Yakuza Moon: Memoirs of a Gangster’s Daughter is a woman’s life story during the 70’s and 80’s of Japan how her life changed all because she was the daughter of a yakuza boss. Ever since she was just a child, Shoko Tendo had to deal with the lifestyle that followed her, from hearing nasty and malicious rumors about her family, being shunned and tormented by both students and teachers while she was at school, and enduring the countless abuse from those she loved, including her own father. In her early teenage years Tendo told the story of her rebellious and delinquent ways as a yanki, and her experiences getting high off of paint thinner and hard drugs. As she got older, her life would seem to be on the right track to improvement, but then reality would hit her in the face, literally, in the form of various kinds of abuse she endured from different men.
Tendo left nothing to the imagination, getting right to the point when she shared her experiences, both the heart-warming and the dirty and gritty. Her writing style is raw and harsh, often going into detail about events that would make one’s shoulder shudder and send an icy cold tinge through their body. Many who’ve read it found it uncomfortable to read at times because Tendo practically took her life and written it onto paper, but that’s what kept me wanting to read more. From describing how debt collectors came by and destroyed her childhood home, to the bloodied, bruised and scared damaged she suffered at the hands of her lovers, those who like reading about one’s journey from hell and back will truly enjoy Tendo’s tale.
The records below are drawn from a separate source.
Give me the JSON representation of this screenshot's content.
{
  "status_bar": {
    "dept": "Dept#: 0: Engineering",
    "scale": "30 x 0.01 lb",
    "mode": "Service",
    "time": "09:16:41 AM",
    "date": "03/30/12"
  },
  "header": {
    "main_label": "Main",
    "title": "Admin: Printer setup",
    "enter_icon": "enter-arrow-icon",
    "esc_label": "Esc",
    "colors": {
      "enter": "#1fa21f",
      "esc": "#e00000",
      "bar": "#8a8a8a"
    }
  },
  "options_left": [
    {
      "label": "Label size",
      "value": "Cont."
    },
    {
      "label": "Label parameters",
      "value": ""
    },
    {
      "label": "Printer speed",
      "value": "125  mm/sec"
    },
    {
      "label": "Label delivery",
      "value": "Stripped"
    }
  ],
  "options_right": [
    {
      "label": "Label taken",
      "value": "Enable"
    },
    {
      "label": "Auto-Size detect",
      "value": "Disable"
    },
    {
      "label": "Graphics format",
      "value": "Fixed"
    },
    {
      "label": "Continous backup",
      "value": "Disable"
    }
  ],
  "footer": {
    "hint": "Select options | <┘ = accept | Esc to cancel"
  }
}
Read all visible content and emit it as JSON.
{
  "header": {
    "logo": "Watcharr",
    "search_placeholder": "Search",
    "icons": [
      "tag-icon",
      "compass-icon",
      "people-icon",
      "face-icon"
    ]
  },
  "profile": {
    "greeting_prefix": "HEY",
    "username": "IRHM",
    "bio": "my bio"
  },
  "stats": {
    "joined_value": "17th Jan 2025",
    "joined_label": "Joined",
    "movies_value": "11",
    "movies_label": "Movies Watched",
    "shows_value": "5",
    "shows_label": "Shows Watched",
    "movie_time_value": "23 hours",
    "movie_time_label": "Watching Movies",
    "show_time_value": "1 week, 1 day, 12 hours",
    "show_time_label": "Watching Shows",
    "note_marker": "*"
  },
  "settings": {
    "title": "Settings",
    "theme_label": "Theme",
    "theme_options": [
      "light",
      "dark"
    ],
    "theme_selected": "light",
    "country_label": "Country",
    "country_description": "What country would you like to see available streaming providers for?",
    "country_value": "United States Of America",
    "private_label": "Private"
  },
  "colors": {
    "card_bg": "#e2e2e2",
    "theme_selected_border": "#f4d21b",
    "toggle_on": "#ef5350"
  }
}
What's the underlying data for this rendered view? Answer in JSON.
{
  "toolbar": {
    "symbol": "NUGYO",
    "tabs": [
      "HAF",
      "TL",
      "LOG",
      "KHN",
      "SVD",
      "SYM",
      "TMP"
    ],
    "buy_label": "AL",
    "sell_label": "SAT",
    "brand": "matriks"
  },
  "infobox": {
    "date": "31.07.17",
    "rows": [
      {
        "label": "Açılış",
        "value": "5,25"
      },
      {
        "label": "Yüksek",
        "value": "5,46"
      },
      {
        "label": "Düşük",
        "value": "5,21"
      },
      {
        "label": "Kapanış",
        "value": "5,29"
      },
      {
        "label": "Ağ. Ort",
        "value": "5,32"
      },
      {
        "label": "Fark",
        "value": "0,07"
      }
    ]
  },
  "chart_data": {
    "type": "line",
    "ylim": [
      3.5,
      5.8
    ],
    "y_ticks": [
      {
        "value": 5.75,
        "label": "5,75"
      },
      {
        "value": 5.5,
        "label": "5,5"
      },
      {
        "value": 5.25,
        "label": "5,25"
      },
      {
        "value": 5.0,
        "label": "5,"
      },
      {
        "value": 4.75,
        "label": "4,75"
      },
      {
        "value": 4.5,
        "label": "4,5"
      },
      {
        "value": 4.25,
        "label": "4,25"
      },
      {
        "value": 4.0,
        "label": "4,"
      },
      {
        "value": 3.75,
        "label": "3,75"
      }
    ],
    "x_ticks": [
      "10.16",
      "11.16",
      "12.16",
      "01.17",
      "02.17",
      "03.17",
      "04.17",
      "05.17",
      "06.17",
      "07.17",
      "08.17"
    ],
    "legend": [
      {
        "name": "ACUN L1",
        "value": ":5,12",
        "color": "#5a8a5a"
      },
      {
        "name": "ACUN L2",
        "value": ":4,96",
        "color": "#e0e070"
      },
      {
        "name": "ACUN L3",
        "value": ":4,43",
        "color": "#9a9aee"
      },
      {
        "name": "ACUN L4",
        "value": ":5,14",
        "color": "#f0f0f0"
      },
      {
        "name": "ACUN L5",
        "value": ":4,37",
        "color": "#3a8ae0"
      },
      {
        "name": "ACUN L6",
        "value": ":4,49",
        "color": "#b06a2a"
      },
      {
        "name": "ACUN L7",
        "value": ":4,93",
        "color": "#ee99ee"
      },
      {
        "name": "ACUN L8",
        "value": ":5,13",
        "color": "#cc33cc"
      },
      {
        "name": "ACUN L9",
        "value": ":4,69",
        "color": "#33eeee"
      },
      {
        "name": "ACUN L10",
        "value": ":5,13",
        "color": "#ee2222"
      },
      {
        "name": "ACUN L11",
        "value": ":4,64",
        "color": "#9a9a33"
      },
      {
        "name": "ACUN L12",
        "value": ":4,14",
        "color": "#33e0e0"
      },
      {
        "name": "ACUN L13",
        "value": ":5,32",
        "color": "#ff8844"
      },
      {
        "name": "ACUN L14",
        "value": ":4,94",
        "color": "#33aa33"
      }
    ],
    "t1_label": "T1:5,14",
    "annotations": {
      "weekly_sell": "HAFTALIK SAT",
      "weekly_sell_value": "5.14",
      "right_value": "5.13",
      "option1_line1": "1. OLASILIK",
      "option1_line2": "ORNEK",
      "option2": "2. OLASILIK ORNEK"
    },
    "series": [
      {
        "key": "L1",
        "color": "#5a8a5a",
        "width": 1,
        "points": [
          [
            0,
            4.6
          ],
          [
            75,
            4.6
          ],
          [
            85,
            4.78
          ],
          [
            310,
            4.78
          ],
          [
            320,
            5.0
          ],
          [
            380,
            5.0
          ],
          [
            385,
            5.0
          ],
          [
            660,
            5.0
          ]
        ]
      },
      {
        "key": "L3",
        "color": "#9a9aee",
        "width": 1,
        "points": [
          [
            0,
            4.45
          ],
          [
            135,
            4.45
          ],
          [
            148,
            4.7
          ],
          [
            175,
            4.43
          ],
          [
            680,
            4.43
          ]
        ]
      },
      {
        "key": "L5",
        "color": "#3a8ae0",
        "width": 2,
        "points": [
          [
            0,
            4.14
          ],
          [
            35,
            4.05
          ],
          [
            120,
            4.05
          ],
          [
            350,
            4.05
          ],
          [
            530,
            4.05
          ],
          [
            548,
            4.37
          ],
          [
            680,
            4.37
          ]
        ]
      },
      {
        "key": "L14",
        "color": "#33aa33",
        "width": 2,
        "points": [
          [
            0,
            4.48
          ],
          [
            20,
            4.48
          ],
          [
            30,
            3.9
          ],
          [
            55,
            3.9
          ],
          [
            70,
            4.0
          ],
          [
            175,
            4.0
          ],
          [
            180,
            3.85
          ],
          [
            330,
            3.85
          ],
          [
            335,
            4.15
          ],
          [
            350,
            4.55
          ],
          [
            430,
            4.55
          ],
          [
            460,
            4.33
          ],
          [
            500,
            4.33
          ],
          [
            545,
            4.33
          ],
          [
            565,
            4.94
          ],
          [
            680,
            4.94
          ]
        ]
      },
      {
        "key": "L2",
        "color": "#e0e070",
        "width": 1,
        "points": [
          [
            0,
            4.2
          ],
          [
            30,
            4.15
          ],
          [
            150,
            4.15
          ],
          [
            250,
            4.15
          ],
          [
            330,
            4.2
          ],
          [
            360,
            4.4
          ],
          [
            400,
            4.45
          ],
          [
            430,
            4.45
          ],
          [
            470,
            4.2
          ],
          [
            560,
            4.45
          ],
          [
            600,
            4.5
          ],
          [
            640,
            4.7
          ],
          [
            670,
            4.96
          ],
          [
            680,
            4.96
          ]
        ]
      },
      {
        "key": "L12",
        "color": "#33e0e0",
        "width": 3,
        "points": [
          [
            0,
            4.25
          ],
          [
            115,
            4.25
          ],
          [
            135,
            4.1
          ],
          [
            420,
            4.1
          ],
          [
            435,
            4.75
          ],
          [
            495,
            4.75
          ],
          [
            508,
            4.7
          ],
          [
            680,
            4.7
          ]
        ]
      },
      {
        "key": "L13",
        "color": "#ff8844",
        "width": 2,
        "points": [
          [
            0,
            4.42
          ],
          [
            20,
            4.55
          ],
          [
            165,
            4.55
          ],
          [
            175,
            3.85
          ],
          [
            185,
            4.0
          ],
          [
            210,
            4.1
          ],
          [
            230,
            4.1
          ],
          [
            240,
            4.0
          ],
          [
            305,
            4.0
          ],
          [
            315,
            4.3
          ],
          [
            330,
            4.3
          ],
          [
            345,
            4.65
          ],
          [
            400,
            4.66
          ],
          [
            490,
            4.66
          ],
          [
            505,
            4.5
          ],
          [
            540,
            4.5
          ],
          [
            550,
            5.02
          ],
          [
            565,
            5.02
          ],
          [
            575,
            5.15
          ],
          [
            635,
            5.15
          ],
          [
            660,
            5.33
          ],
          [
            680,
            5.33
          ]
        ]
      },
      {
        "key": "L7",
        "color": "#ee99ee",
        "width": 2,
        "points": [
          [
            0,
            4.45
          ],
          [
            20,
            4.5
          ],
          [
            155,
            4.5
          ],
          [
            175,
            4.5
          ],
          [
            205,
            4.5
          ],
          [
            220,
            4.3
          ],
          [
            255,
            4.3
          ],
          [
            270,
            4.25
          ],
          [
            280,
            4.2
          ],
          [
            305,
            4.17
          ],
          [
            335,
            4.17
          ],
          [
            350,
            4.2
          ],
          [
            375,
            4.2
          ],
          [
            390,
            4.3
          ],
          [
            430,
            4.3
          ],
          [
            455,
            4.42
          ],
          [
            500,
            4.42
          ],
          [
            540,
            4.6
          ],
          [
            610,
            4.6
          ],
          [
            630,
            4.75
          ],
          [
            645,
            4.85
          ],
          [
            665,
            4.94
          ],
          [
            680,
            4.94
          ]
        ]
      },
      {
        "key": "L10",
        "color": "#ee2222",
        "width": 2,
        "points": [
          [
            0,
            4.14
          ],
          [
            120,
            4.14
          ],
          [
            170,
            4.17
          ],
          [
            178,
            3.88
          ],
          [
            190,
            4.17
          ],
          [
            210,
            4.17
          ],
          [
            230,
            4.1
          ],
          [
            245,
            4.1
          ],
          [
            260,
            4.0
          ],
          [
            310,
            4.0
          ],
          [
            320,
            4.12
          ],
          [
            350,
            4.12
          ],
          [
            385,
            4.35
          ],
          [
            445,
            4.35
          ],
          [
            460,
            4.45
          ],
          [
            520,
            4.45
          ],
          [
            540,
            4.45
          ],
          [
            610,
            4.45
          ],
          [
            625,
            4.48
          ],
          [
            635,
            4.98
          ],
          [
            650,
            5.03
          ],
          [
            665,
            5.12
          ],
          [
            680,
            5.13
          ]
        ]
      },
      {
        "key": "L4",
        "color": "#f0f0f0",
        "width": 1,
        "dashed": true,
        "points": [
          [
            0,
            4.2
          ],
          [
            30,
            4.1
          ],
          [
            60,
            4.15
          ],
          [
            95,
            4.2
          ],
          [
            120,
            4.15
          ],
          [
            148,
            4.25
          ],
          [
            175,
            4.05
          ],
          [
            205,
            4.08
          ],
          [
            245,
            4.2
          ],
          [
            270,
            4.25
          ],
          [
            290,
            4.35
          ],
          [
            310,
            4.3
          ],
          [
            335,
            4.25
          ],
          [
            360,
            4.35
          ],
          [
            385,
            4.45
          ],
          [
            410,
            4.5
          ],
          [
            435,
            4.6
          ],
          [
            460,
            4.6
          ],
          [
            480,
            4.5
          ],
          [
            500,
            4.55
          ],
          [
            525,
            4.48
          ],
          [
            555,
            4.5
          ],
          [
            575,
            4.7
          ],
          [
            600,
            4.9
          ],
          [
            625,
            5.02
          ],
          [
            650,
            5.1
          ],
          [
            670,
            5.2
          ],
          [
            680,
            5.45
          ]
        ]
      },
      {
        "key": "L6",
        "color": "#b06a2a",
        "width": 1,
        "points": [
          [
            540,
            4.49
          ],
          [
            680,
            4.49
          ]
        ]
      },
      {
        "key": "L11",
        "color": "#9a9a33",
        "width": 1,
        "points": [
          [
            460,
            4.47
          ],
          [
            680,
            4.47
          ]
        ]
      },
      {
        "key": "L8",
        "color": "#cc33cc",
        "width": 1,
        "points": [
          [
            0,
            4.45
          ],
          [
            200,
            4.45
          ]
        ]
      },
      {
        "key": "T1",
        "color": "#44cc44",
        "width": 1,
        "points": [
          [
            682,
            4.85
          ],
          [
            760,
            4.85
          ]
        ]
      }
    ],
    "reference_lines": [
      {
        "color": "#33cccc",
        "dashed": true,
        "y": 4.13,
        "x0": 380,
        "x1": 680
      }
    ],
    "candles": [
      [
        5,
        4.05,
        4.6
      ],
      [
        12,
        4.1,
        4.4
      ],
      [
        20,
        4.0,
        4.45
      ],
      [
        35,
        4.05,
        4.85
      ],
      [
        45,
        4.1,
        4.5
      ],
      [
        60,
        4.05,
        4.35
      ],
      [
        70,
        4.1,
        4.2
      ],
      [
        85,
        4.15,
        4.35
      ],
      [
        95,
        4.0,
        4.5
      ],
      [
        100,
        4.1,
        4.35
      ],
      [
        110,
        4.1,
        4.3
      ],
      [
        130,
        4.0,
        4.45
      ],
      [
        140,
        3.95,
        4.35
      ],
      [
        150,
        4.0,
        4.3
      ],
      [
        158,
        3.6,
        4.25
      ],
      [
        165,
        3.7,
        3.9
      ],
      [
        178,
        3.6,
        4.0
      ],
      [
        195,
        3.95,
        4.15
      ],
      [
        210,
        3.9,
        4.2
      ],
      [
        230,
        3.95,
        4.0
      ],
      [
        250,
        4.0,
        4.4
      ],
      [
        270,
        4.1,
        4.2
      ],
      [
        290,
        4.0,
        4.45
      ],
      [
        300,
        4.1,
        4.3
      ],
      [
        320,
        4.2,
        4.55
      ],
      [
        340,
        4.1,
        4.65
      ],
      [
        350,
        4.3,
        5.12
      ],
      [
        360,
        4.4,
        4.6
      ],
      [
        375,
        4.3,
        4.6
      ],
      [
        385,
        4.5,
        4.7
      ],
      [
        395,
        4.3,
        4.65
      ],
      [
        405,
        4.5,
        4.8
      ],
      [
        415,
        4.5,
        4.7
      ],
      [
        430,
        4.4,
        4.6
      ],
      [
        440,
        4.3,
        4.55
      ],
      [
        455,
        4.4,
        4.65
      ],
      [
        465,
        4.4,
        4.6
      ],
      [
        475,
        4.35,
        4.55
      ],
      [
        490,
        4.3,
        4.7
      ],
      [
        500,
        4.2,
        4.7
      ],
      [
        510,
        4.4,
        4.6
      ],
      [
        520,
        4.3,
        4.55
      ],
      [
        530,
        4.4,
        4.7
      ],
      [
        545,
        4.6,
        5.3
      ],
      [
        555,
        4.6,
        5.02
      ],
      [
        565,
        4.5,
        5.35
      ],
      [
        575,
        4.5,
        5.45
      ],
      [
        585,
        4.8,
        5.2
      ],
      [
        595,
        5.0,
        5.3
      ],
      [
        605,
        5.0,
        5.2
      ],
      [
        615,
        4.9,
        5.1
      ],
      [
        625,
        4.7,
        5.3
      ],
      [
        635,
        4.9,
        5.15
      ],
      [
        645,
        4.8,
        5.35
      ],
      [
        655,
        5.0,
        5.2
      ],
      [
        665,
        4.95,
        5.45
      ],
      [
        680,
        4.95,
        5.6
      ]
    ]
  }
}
It was the height of summer, and there were days when the heat was enough to melt the asphalt on the street. The heavies sent by the loan sharks couldn’t care less. They ripped out all the air-conditioning units in the house and piled them up in the garbage along with a bunch of other household appliances, all in full view of the neighbors, of course. Our large-sized American refrigerator was left lying on its side, its doors hanging open to reveal nothing but empty white racks. The wooden parquet floors were so damaged that they didn’t lie flat anymore, creating a kind of bizarre optical illusion that the ground was moving.
Every day without fail, the debt collectors would fling open our doors or windows and yell in at us. I knew there was no point in arguing, but one day I cracked under the pressure. After one thug had just hurled a string of abuse at my mother, I brought my fist crashing down on the kitchen table.
“Who the hell do you think you’re threatening? If you keep on talking to my parents like that, you stupid assholes, then that’s it.”
“Fucking kid!” he spat back.
So this was what is was like to have no money. I wanted to cry with frustration.
Without wanting to give away major points and details about the emotional and complex life, the moment Tendo decided to have a tattoo done by a traditional Japanese tattoo artists, that’s the moment when she took her life in her hands and began to take control, not letting her past come and haunt her anymore. Accompanying the book are photographs submitted by Tendo herself, giving us a small window on what parts of her life actually looked like, including a photo of her tattoo.
After reading Yakuza Moon, it personally gave me a deeper understanding about exactly what kind of life a yakuza would be involved in, and what kind of torment and suffering their family may have to go through.
Yakuza Moon: Memories of a Gangster’s Daughter by Shoko Tendo is available for purchase on Amazon, Barnes & Noble, and other major bookstore. For those who like visuals and images, there is also a manga/graphic novel adaptation of Tendo’s life story. Regardless of which one is purchased, it’s still well worth the read.
(Image from Amazon.com)